Your assignment ->
Show me every line in the listing that has the word "icon".

Available data ->
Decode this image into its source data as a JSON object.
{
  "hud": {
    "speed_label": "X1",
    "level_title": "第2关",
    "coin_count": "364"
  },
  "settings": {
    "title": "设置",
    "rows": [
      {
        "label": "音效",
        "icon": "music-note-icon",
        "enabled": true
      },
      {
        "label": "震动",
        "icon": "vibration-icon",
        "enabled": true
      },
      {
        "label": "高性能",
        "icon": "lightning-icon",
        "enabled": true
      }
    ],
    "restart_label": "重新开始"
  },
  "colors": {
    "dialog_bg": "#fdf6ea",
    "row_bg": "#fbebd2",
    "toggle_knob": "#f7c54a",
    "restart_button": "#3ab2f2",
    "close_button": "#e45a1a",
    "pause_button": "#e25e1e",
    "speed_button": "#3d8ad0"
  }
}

Answer ->
        "icon": "music-note-icon",
        "icon": "vibration-icon",
        "icon": "lightning-icon",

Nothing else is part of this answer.